» **Problem statement**
Copy out all lines in the material below that contain the string "План".

•••••

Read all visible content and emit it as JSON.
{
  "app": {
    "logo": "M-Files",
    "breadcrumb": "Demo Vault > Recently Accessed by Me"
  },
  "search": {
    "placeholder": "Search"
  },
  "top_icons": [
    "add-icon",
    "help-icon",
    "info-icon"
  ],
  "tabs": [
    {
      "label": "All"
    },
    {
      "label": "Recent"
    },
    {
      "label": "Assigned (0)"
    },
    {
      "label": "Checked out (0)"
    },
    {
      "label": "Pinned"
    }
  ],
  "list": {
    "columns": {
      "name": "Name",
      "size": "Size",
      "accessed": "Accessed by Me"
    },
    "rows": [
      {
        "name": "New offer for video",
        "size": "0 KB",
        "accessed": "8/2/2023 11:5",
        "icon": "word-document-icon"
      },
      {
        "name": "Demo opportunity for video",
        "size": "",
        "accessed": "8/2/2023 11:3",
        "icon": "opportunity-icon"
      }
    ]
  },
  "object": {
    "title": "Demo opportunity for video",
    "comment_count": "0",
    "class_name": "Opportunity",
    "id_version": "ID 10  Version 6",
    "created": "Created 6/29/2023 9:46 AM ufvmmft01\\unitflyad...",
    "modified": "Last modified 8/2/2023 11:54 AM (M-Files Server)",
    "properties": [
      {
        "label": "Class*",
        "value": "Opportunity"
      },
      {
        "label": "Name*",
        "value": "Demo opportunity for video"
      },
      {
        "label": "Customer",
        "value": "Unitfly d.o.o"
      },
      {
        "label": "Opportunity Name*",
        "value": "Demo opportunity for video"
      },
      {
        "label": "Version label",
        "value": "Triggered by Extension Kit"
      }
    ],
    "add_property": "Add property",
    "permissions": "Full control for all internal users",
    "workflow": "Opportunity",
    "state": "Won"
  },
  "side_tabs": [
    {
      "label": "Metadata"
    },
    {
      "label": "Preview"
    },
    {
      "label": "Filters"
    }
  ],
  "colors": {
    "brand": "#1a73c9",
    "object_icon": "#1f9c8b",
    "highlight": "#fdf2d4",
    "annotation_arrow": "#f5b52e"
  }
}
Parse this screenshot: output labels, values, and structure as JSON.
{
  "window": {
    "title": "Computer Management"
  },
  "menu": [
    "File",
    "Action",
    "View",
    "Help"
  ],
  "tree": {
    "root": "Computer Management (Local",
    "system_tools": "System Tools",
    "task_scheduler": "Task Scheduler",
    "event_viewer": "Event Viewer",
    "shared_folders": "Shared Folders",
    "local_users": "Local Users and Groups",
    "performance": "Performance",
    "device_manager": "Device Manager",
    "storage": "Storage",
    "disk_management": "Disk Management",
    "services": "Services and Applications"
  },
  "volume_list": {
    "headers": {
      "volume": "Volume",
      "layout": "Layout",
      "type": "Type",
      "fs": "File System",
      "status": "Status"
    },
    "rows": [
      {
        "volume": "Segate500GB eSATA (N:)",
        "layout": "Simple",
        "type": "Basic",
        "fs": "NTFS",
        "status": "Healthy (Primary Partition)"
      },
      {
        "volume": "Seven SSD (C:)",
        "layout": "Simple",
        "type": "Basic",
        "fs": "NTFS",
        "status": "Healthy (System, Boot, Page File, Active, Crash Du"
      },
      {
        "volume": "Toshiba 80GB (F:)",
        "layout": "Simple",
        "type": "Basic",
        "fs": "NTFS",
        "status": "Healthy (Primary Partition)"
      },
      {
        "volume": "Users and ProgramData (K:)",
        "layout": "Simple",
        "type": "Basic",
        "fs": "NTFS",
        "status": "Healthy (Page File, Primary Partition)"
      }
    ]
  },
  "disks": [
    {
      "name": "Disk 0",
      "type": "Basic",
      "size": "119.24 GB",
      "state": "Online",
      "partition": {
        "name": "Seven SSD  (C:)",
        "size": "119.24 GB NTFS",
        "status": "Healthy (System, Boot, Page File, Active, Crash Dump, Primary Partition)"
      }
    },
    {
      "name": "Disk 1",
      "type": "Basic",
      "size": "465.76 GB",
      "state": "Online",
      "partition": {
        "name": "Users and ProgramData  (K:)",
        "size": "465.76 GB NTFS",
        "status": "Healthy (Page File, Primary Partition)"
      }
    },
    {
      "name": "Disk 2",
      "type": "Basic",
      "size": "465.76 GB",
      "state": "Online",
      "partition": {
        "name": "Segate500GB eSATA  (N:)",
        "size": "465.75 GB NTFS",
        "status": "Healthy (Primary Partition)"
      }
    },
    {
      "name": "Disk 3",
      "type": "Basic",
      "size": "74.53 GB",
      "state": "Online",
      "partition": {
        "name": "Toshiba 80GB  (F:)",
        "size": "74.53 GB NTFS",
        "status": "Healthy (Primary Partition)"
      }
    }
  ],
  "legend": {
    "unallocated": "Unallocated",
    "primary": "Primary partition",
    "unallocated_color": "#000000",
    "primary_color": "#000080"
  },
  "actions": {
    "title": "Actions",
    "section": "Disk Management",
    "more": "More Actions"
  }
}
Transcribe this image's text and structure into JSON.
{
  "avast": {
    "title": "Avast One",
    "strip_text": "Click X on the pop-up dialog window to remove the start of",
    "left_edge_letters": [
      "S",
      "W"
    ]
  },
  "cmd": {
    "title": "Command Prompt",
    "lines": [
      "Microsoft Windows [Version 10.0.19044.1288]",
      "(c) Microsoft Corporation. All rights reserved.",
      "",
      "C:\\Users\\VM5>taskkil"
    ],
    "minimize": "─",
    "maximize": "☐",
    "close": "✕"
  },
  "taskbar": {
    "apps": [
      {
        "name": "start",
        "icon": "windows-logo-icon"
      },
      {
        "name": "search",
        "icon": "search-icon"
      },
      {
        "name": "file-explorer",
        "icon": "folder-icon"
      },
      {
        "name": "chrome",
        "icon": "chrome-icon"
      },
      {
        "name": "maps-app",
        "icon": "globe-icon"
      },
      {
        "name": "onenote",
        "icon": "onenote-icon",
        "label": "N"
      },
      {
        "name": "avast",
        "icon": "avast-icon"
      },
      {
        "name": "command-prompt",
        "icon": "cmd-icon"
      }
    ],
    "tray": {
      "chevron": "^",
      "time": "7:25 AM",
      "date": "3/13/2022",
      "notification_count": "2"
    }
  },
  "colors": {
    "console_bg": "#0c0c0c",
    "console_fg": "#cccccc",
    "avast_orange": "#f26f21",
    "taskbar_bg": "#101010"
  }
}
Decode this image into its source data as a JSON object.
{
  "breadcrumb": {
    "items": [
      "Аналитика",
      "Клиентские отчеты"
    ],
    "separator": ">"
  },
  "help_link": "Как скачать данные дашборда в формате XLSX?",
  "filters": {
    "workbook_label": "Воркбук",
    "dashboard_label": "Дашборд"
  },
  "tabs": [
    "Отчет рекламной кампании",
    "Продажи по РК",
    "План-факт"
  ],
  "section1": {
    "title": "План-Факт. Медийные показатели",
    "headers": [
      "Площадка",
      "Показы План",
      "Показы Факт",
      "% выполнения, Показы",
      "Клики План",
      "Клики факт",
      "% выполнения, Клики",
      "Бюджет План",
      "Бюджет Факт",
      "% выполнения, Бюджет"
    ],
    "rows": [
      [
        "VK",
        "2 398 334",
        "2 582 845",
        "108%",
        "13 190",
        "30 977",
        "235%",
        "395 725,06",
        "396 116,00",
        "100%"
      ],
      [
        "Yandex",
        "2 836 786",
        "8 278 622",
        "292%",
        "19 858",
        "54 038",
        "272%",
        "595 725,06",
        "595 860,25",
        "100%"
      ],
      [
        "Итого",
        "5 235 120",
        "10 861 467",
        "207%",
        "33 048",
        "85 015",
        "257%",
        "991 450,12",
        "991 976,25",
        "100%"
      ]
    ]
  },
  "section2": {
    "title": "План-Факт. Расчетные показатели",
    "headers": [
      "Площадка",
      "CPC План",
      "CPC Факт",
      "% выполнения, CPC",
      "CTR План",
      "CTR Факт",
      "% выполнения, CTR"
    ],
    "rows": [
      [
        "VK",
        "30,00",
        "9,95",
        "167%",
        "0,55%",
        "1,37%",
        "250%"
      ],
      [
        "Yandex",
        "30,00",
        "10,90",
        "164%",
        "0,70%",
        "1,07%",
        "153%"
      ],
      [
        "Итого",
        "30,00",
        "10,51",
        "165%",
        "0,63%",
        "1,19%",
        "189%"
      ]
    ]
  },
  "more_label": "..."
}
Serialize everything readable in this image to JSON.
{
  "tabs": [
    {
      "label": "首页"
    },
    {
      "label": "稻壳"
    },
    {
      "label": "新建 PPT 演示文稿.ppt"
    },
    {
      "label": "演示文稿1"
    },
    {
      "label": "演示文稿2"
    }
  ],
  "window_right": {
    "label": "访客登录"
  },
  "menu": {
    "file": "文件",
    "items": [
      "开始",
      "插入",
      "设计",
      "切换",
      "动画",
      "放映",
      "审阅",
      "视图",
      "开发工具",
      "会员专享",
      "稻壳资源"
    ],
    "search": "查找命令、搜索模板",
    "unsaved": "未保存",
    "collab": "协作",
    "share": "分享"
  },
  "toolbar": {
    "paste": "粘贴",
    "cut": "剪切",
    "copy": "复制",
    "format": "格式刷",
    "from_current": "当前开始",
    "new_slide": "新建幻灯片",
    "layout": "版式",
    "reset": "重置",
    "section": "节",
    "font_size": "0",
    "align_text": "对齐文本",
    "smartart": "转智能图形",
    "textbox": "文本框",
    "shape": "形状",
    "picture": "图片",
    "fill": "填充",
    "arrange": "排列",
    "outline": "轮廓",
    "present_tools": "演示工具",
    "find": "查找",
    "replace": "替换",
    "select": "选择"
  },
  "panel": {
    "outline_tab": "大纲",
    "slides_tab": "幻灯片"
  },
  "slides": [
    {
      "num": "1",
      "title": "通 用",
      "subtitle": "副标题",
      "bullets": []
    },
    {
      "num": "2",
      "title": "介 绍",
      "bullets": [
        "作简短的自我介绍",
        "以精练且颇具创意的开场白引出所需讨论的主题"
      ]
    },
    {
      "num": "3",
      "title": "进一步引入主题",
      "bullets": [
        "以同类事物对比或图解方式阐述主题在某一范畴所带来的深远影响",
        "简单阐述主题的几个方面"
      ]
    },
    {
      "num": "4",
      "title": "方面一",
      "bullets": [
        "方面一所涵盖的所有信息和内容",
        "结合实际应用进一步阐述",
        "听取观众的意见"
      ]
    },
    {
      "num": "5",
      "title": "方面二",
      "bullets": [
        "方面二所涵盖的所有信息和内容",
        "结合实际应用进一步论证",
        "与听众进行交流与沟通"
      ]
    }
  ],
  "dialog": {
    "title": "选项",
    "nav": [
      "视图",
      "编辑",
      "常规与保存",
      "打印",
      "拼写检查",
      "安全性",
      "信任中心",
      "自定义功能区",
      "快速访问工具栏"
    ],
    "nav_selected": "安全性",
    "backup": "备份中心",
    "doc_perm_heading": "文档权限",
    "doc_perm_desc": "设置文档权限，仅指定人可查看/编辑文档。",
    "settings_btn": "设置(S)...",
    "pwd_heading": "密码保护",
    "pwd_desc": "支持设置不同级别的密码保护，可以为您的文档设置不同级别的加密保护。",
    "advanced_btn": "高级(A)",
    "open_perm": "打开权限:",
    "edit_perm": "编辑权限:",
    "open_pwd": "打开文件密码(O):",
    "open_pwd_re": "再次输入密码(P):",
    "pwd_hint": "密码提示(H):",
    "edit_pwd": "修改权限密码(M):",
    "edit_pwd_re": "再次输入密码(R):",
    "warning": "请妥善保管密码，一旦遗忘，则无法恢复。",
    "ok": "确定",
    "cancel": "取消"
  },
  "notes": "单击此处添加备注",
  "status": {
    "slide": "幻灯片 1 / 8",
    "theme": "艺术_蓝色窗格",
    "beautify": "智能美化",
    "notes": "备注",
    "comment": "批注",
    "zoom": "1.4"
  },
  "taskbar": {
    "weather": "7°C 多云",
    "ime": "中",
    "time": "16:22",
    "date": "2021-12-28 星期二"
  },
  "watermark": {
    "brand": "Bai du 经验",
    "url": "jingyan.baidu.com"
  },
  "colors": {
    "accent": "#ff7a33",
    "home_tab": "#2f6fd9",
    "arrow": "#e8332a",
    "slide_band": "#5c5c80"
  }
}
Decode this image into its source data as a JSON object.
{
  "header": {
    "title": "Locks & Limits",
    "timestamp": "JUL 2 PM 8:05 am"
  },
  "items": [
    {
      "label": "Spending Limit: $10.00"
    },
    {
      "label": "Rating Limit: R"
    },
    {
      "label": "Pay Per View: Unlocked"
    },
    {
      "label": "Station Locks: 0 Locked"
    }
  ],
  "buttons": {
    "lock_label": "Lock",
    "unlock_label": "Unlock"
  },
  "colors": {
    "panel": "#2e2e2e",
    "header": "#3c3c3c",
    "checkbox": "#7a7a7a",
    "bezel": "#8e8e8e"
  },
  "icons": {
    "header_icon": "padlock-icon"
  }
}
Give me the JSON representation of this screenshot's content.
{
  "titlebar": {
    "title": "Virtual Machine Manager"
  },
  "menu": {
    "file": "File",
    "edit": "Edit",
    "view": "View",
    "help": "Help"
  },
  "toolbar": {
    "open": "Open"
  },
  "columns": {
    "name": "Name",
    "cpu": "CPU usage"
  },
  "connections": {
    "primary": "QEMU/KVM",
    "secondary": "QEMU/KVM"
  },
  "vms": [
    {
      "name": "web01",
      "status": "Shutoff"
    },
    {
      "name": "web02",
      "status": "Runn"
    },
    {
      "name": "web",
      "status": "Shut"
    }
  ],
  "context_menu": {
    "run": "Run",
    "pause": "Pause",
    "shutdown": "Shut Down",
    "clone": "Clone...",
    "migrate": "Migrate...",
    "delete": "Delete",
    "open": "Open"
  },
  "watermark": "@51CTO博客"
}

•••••

» **Result of this task**
    "План-факт"
    "title": "План-Факт. Медийные показатели",
      "Показы План",
      "Клики План",
      "Бюджет План",
    "title": "План-Факт. Расчетные показатели",
      "CPC План",
      "CTR План",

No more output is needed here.